▶ [EXERCISE DETAILS] Print every line of the listing exactly, please.

--- START ---

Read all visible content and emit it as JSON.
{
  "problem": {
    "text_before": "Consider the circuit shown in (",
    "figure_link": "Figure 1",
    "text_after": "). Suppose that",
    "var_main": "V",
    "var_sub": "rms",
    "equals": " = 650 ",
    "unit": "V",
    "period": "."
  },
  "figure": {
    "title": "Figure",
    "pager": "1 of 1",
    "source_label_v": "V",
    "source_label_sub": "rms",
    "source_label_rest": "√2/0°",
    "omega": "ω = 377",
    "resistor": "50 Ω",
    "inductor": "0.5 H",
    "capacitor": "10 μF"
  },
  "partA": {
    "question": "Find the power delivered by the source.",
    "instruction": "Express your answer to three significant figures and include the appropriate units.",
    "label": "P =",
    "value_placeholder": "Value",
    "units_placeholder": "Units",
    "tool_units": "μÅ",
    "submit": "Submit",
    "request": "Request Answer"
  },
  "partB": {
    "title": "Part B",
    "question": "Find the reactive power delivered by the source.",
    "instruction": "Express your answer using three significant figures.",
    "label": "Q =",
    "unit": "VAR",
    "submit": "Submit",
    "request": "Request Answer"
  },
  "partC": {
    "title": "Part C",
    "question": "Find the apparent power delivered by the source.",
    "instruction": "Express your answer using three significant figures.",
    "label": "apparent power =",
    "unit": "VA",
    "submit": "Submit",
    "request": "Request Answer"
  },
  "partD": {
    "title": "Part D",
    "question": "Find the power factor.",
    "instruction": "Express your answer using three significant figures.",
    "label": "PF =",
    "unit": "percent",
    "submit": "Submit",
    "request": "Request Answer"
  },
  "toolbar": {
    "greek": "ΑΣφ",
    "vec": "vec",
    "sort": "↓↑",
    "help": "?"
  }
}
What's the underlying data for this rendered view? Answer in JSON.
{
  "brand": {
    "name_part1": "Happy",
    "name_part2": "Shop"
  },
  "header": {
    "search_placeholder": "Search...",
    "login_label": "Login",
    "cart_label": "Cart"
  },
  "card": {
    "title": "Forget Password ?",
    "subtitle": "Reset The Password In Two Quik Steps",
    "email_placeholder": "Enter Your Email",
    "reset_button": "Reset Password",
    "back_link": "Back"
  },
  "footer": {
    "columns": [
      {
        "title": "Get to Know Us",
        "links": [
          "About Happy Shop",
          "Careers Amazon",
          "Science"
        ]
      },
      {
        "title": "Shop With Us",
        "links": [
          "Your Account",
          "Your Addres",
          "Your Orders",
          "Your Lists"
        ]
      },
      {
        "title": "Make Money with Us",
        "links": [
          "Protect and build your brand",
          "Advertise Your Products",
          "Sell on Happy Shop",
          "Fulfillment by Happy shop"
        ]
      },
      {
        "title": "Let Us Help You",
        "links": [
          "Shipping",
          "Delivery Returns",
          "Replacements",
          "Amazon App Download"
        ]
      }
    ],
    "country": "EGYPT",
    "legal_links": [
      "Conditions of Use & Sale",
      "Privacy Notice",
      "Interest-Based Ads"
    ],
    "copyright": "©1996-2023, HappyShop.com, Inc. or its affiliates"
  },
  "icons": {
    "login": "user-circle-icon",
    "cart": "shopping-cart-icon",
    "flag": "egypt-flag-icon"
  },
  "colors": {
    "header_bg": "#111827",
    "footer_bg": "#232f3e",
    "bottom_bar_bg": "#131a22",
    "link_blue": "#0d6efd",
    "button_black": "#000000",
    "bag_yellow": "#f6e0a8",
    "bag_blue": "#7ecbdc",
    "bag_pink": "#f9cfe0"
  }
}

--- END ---

▶ [RESPONSE]
Read all visible content and emit it as JSON.
{
  "problem": {
    "text_before": "Consider the circuit shown in (",
    "figure_link": "Figure 1",
    "text_after": "). Suppose that",
    "var_main": "V",
    "var_sub": "rms",
    "equals": " = 650 ",
    "unit": "V",
    "period": "."
  },
  "figure": {
    "title": "Figure",
    "pager": "1 of 1",
    "source_label_v": "V",
    "source_label_sub": "rms",
    "source_label_rest": "√2/0°",
    "omega": "ω = 377",
    "resistor": "50 Ω",
    "inductor": "0.5 H",
    "capacitor": "10 μF"
  },
  "partA": {
    "question": "Find the power delivered by the source.",
    "instruction": "Express your answer to three significant figures and include the appropriate units.",
    "label": "P =",
    "value_placeholder": "Value",
    "units_placeholder": "Units",
    "tool_units": "μÅ",
    "submit": "Submit",
    "request": "Request Answer"
  },
  "partB": {
    "title": "Part B",
    "question": "Find the reactive power delivered by the source.",
    "instruction": "Express your answer using three significant figures.",
    "label": "Q =",
    "unit": "VAR",
    "submit": "Submit",
    "request": "Request Answer"
  },
  "partC": {
    "title": "Part C",
    "question": "Find the apparent power delivered by the source.",
    "instruction": "Express your answer using three significant figures.",
    "label": "apparent power =",
    "unit": "VA",
    "submit": "Submit",
    "request": "Request Answer"
  },
  "partD": {
    "title": "Part D",
    "question": "Find the power factor.",
    "instruction": "Express your answer using three significant figures.",
    "label": "PF =",
    "unit": "percent",
    "submit": "Submit",
    "request": "Request Answer"
  },
  "toolbar": {
    "greek": "ΑΣφ",
    "vec": "vec",
    "sort": "↓↑",
    "help": "?"
  }
}
What's the underlying data for this rendered view? Answer in JSON.
{
  "brand": {
    "name_part1": "Happy",
    "name_part2": "Shop"
  },
  "header": {
    "search_placeholder": "Search...",
    "login_label": "Login",
    "cart_label": "Cart"
  },
  "card": {
    "title": "Forget Password ?",
    "subtitle": "Reset The Password In Two Quik Steps",
    "email_placeholder": "Enter Your Email",
    "reset_button": "Reset Password",
    "back_link": "Back"
  },
  "footer": {
    "columns": [
      {
        "title": "Get to Know Us",
        "links": [
          "About Happy Shop",
          "Careers Amazon",
          "Science"
        ]
      },
      {
        "title": "Shop With Us",
        "links": [
          "Your Account",
          "Your Addres",
          "Your Orders",
          "Your Lists"
        ]
      },
      {
        "title": "Make Money with Us",
        "links": [
          "Protect and build your brand",
          "Advertise Your Products",
          "Sell on Happy Shop",
          "Fulfillment by Happy shop"
        ]
      },
      {
        "title": "Let Us Help You",
        "links": [
          "Shipping",
          "Delivery Returns",
          "Replacements",
          "Amazon App Download"
        ]
      }
    ],
    "country": "EGYPT",
    "legal_links": [
      "Conditions of Use & Sale",
      "Privacy Notice",
      "Interest-Based Ads"
    ],
    "copyright": "©1996-2023, HappyShop.com, Inc. or its affiliates"
  },
  "icons": {
    "login": "user-circle-icon",
    "cart": "shopping-cart-icon",
    "flag": "egypt-flag-icon"
  },
  "colors": {
    "header_bg": "#111827",
    "footer_bg": "#232f3e",
    "bottom_bar_bg": "#131a22",
    "link_blue": "#0d6efd",
    "button_black": "#000000",
    "bag_yellow": "#f6e0a8",
    "bag_blue": "#7ecbdc",
    "bag_pink": "#f9cfe0"
  }
}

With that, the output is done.